The fantastic Icelandic film Woman at War is over at Filmink and below. . .
A joyous and warm-hearted comedy drama taking on essential contemporary issues such as ecological activism, modern motherhood and community identities, Woman at War is a captivating examination of a bruised world in need of repair. Somehow managing to find optimism and positivity in a script focusing on climate change and societal chaos, the film has a fairy tale like quality about it; an effect only enhanced by a Nordic absurdity and surreal camera play.
Halla (Halldóra Geirharðsdóttir), a woman in her forties, has declared war on the aluminium industry at work near her home town. An eco-warrior hell-bent on shutting down power supplies, she employs military style tactics and a steely determination. Putting everything at risk to curtail the damage being done to her Icelandic homeland and the world at large, she wages a one woman war to put a stop to the unrestricted threat of big business and manufacturing.
Halla’s endeavours lead to her fellow townsfolk wondering just who is behind the shocking power outages. Known only by her alias of ‘The Woman of the Mountain’, she goes from stealthy saboteur moves by night, to teaching local choir classes by day. Her cover is complete, and no one suspects a thing.
Aided by remote farmer Sveinbjörn (Jóhann Sigurðarson) – who may or may not be her cousin – she takes to the remote country, watching out for drones, helicopters and all the powers of the state as they focus their attention on what they believe to be an overseas terrorist threat.
But just as she is about to launch her biggest operation yet, a surprise letter arrives informing her that her four-year-old application to adopt an impoverished child has been successful.
Effectively forcing her to choose between her fight against unfettered capitalism and a lost little girl in need, Halla must show all of her courage to conquer a crisis on all fronts. She also needs to win the trust of her twin sister Asa, a yoga instructor (also played by Geirharðsdóttir) with her sights set on a meditative retreat in India.
Featuring a superb lead performance from Geirharðsdóttir, Woman at War is a startlingly original piece, mixing up Icelandic humour and weirdness with grave dilemmas currently being faced all over the world.

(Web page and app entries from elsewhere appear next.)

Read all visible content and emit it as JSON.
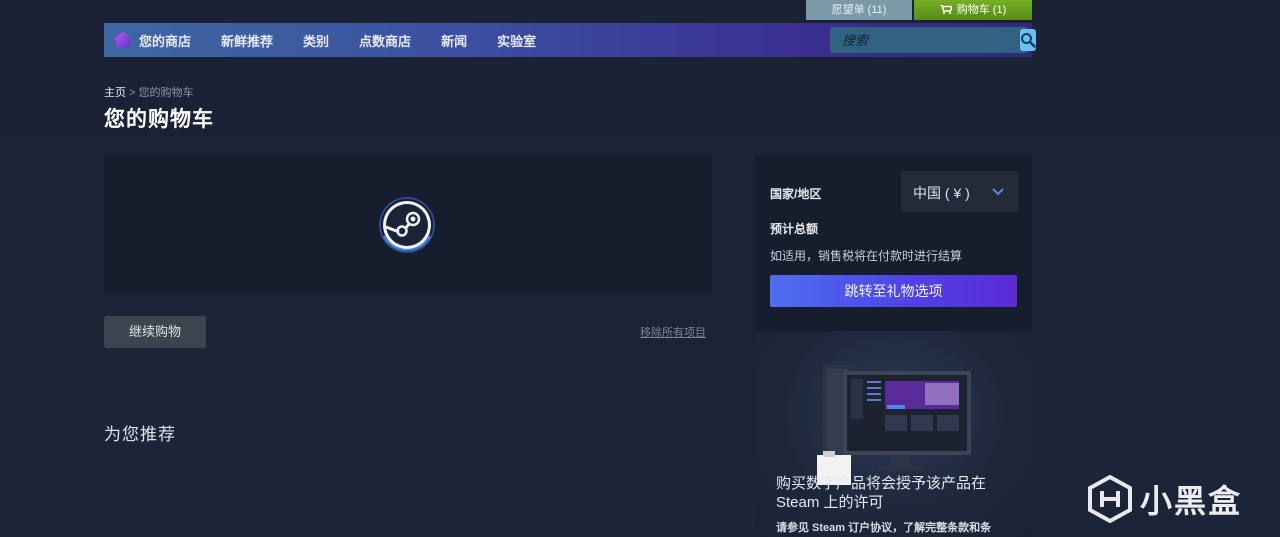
{
  "top_links": {
    "wishlist": "愿望单 (11)",
    "cart": "购物车 (1)"
  },
  "nav": {
    "items": [
      "您的商店",
      "新鲜推荐",
      "类别",
      "点数商店",
      "新闻",
      "实验室"
    ],
    "search_placeholder": "搜索"
  },
  "breadcrumb": {
    "home": "主页",
    "separator": ">",
    "current": "您的购物车"
  },
  "page_title": "您的购物车",
  "cart": {
    "continue_label": "继续购物",
    "remove_all_label": "移除所有项目"
  },
  "recommend_title": "为您推荐",
  "summary": {
    "country_label": "国家/地区",
    "country_value": "中国 ( ¥ )",
    "estimated_total_label": "预计总额",
    "tax_note": "如适用，销售税将在付款时进行结算",
    "gift_button": "跳转至礼物选项"
  },
  "license": {
    "title": "购买数字产品将会授予该产品在 Steam 上的许可",
    "subtitle": "请参见 Steam 订户协议，了解完整条款和条"
  },
  "watermark": "小黑盒",
  "colors": {
    "background": "#1b2236",
    "panel": "#161d2c",
    "cart_green": "#75b022",
    "search_blue": "#67c1f5",
    "gift_purple": "#5a2ad6"
  }
}
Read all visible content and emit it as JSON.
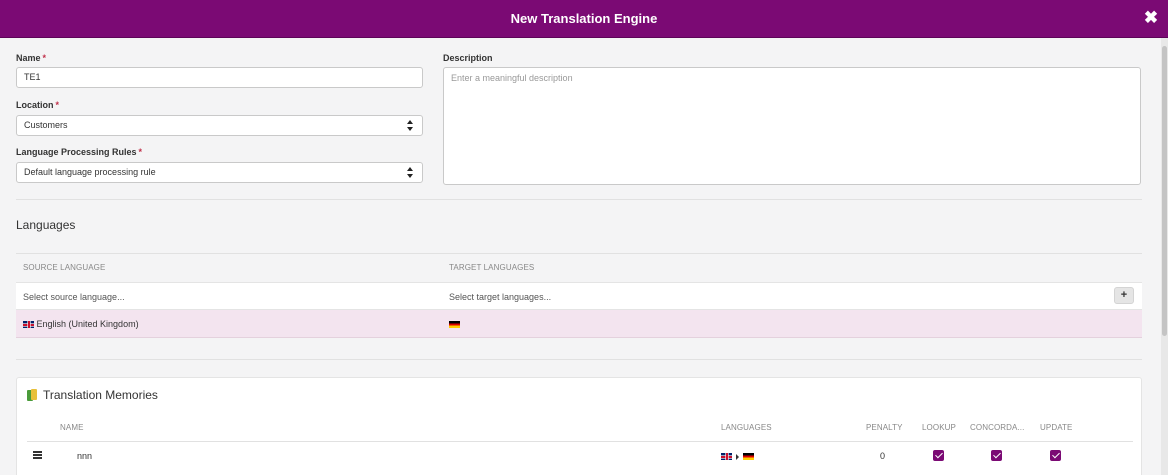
{
  "dialog": {
    "title": "New Translation Engine",
    "close_icon": "close-icon"
  },
  "form": {
    "name_label": "Name",
    "name_value": "TE1",
    "location_label": "Location",
    "location_value": "Customers",
    "rules_label": "Language Processing Rules",
    "rules_value": "Default language processing rule",
    "required_mark": "*",
    "description_label": "Description",
    "description_placeholder": "Enter a meaningful description"
  },
  "languages": {
    "title": "Languages",
    "source_header": "SOURCE LANGUAGE",
    "target_header": "TARGET LANGUAGES",
    "source_placeholder": "Select source language...",
    "target_placeholder": "Select target languages...",
    "add_label": "+",
    "selected_source": "English (United Kingdom)",
    "selected_source_flag": "flag-uk",
    "selected_target_flag": "flag-de"
  },
  "translation_memories": {
    "title": "Translation Memories",
    "columns": {
      "name": "NAME",
      "languages": "LANGUAGES",
      "penalty": "PENALTY",
      "lookup": "LOOKUP",
      "concordance": "CONCORDA...",
      "update": "UPDATE"
    },
    "rows": [
      {
        "name": "nnn",
        "source_flag": "flag-uk",
        "target_flag": "flag-de",
        "penalty": "0",
        "lookup": true,
        "concordance": true,
        "update": true
      }
    ]
  },
  "colors": {
    "accent": "#7b0a74",
    "selected_row": "#f3e4ef",
    "required": "#c0304a"
  }
}
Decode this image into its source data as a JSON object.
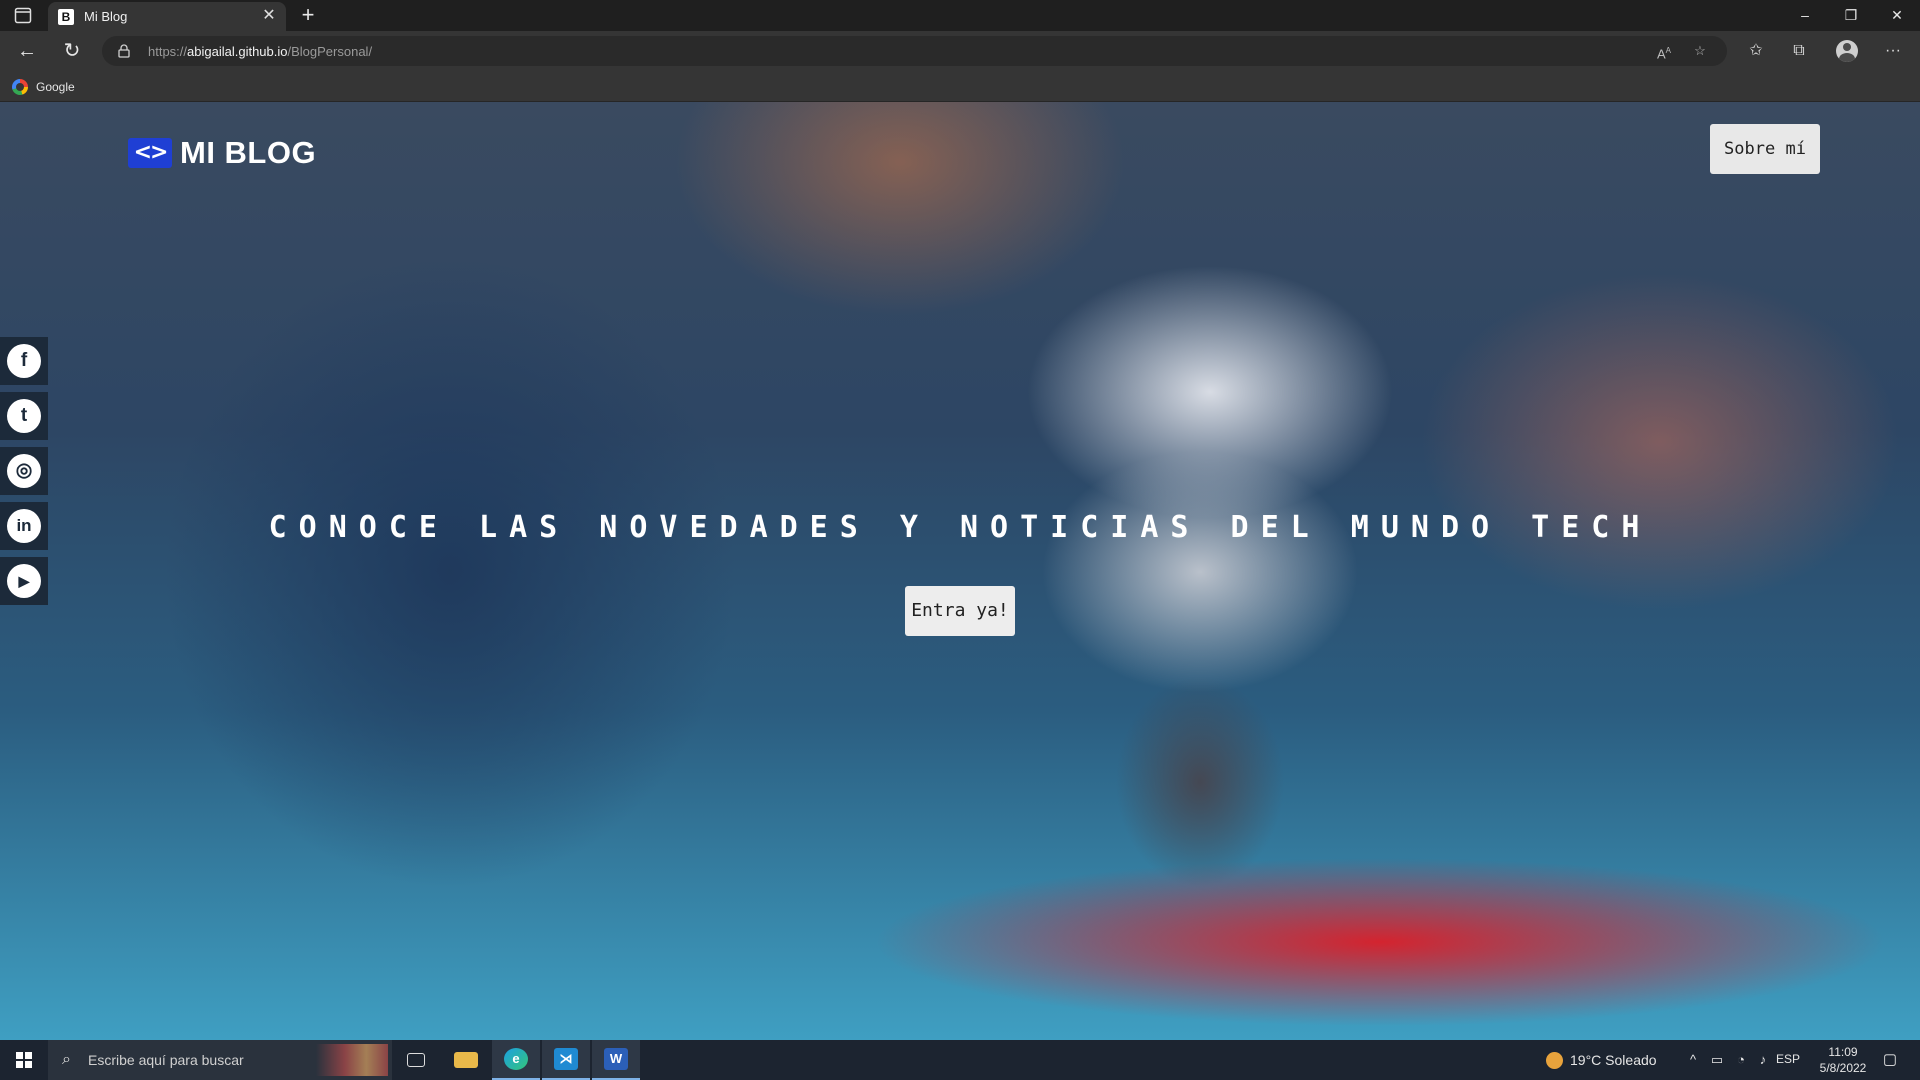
{
  "browser": {
    "tab_title": "Mi Blog",
    "tab_favicon_letter": "B",
    "url_prefix": "https://",
    "url_domain": "abigailal.github.io",
    "url_path": "/BlogPersonal/",
    "bookmark_google": "Google"
  },
  "page": {
    "logo_mark": "<>",
    "logo_text": "MI BLOG",
    "sobre_mi": "Sobre mí",
    "hero_title": "CONOCE LAS NOVEDADES Y NOTICIAS DEL MUNDO TECH",
    "entra_ya": "Entra ya!",
    "social": [
      {
        "name": "facebook",
        "glyph": "f"
      },
      {
        "name": "tumblr",
        "glyph": "t"
      },
      {
        "name": "instagram",
        "glyph": "◎"
      },
      {
        "name": "linkedin",
        "glyph": "in"
      },
      {
        "name": "youtube",
        "glyph": "▶"
      }
    ],
    "colors": {
      "logo_blue": "#1f3fd4",
      "social_bg": "#1c2a3a",
      "filament_red": "#dc1e28"
    }
  },
  "taskbar": {
    "search_placeholder": "Escribe aquí para buscar",
    "weather": "19°C  Soleado",
    "language": "ESP",
    "time": "11:09",
    "date": "5/8/2022"
  }
}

Erlingsson creates an attractive picture cinematically, showcasing the striking sights of Iceland’s countryside in a fashion that certainly won’t do their tourism industry any harm. He also decides on using a whimsical take for the film’s score by bringing the brass band and trio of traditional singers onto the screen, occasionally sharing a knowing glance or nod with Halla as she goes about her own personal business of saving the world. A strange and beautiful film, this is an Icelandic delight to savour.